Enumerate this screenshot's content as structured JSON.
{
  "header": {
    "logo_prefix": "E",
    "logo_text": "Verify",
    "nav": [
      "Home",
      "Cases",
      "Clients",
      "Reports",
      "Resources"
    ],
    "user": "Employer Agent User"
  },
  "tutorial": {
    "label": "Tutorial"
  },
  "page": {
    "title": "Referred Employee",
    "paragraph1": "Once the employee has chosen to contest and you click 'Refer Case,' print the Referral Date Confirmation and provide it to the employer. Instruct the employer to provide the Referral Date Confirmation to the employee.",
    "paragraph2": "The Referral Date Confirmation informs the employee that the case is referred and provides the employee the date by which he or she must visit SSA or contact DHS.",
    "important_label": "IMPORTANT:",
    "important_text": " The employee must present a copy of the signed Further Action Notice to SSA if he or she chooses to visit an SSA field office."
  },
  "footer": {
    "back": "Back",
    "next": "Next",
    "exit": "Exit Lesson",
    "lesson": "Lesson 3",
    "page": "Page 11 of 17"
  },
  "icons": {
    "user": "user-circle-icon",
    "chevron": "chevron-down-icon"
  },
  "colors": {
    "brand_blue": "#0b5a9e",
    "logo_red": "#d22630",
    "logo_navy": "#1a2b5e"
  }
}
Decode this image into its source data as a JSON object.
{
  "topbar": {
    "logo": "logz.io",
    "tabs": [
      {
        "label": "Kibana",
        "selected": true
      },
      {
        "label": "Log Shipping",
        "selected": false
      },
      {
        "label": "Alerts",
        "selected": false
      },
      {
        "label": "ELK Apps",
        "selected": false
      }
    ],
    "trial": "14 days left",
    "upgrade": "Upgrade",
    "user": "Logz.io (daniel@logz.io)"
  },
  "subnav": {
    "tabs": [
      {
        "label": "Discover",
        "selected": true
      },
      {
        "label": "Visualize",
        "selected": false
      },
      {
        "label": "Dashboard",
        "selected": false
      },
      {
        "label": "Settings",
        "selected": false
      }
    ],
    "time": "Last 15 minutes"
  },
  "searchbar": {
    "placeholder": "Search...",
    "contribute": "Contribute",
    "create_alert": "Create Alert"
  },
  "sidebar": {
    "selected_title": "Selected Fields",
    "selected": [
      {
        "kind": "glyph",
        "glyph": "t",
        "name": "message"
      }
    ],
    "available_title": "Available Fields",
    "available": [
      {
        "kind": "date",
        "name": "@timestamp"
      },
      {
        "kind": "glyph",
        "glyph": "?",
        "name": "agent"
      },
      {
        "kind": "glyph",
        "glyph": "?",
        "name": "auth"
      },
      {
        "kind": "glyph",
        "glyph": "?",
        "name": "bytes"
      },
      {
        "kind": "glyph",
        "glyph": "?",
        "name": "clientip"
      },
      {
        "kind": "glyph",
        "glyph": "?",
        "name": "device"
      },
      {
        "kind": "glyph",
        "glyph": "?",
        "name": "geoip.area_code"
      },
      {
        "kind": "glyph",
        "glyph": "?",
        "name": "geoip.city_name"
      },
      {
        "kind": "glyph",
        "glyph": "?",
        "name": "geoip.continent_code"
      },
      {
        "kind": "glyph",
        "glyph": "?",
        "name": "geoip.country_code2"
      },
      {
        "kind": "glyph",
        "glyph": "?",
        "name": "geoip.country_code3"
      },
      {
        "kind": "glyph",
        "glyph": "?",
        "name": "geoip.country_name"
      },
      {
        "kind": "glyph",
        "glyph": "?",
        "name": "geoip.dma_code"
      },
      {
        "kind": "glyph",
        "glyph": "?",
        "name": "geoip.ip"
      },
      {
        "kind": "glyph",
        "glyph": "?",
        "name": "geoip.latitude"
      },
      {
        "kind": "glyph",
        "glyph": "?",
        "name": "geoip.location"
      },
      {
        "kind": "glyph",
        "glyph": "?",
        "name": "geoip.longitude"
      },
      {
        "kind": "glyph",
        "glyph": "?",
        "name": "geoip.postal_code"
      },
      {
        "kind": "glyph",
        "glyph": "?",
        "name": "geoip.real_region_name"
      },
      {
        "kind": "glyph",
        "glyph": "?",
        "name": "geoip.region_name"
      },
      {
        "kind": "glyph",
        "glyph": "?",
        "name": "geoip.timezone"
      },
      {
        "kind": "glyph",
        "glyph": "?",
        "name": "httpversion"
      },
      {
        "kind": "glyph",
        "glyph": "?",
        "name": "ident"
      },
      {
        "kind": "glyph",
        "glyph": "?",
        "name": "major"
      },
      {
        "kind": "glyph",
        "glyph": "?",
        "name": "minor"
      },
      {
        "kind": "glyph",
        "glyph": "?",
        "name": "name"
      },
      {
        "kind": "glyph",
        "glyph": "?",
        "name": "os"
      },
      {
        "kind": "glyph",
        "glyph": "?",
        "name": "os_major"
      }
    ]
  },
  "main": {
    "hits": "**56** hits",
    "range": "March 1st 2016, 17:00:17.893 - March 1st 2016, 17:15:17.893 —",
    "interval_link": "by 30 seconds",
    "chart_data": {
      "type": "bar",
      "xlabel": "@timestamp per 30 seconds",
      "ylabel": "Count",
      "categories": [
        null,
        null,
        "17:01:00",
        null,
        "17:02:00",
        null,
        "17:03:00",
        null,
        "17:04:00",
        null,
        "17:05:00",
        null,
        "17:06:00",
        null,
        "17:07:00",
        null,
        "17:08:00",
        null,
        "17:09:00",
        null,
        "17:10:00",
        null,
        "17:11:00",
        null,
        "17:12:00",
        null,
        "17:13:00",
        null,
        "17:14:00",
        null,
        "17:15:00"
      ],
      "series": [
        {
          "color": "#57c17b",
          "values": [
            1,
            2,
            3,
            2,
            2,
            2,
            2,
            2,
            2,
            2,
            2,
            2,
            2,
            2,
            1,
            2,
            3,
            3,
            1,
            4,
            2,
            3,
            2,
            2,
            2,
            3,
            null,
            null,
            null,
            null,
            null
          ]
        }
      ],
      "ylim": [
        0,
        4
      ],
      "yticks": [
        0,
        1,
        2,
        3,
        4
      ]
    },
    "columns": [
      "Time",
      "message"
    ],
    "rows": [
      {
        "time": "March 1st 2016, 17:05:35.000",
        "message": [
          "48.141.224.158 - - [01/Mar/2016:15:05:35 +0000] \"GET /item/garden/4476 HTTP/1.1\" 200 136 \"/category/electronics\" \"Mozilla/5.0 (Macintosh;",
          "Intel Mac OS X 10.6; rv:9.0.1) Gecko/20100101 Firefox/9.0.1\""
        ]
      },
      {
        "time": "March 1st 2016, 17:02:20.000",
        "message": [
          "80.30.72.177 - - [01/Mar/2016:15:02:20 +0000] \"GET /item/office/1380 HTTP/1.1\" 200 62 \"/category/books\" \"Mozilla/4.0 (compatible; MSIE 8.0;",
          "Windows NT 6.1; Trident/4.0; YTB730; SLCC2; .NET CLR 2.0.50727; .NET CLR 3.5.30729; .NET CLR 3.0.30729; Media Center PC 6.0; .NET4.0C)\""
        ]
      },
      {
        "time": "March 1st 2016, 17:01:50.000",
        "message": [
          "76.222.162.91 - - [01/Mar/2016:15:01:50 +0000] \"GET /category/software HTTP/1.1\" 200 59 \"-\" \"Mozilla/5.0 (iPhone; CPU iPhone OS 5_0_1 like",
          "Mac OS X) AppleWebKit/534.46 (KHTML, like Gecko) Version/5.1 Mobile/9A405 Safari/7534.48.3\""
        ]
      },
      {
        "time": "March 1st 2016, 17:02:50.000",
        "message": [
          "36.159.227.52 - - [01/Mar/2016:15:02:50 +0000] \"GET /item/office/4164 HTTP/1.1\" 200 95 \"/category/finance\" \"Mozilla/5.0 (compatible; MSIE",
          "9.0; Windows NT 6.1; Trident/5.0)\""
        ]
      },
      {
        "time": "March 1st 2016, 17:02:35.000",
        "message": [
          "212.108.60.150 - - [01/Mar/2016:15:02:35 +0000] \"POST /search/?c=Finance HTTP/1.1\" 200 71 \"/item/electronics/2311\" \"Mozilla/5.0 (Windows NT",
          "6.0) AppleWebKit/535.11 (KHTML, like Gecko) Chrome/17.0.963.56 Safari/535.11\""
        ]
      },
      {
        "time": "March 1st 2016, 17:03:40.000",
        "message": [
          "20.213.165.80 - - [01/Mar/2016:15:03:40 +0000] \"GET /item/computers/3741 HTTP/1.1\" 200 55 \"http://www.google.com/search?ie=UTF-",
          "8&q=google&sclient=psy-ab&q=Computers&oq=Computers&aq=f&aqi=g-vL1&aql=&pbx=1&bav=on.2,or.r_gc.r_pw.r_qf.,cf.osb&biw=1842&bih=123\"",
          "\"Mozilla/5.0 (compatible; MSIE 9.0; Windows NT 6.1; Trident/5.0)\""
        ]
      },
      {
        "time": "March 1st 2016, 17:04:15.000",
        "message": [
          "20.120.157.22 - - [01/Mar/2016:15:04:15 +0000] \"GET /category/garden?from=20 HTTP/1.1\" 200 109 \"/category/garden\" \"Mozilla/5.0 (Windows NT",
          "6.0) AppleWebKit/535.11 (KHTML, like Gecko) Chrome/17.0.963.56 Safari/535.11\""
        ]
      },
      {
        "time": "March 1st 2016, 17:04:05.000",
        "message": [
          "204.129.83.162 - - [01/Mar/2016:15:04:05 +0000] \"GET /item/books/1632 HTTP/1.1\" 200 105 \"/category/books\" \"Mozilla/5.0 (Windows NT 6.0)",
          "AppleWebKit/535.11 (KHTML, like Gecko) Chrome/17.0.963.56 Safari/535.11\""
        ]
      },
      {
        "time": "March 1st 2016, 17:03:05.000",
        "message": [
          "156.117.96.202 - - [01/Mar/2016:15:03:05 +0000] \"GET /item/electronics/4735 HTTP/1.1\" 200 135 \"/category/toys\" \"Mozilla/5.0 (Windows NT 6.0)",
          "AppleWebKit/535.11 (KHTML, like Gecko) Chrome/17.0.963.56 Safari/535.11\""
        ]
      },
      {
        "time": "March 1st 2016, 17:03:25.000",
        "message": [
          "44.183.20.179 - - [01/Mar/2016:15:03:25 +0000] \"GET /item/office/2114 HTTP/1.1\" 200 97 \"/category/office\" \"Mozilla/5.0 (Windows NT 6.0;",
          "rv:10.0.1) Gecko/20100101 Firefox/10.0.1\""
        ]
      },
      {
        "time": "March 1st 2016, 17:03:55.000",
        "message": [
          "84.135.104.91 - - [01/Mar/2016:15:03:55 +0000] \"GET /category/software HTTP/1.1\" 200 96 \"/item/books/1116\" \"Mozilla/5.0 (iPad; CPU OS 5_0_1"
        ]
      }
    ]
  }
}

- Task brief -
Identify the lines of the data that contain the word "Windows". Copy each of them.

- Solution to this exercise -
          "Windows NT 6.1; Trident/4.0; YTB730; SLCC2; .NET CLR 2.0.50727; .NET CLR 3.5.30729; .NET CLR 3.0.30729; Media Center PC 6.0; .NET4.0C)\""
          "9.0; Windows NT 6.1; Trident/5.0)\""
          "212.108.60.150 - - [01/Mar/2016:15:02:35 +0000] \"POST /search/?c=Finance HTTP/1.1\" 200 71 \"/item/electronics/2311\" \"Mozilla/5.0 (Windows NT",
          "\"Mozilla/5.0 (compatible; MSIE 9.0; Windows NT 6.1; Trident/5.0)\""
          "20.120.157.22 - - [01/Mar/2016:15:04:15 +0000] \"GET /category/garden?from=20 HTTP/1.1\" 200 109 \"/category/garden\" \"Mozilla/5.0 (Windows NT",
          "204.129.83.162 - - [01/Mar/2016:15:04:05 +0000] \"GET /item/books/1632 HTTP/1.1\" 200 105 \"/category/books\" \"Mozilla/5.0 (Windows NT 6.0)",
          "156.117.96.202 - - [01/Mar/2016:15:03:05 +0000] \"GET /item/electronics/4735 HTTP/1.1\" 200 135 \"/category/toys\" \"Mozilla/5.0 (Windows NT 6.0)",
          "44.183.20.179 - - [01/Mar/2016:15:03:25 +0000] \"GET /item/office/2114 HTTP/1.1\" 200 97 \"/category/office\" \"Mozilla/5.0 (Windows NT 6.0;",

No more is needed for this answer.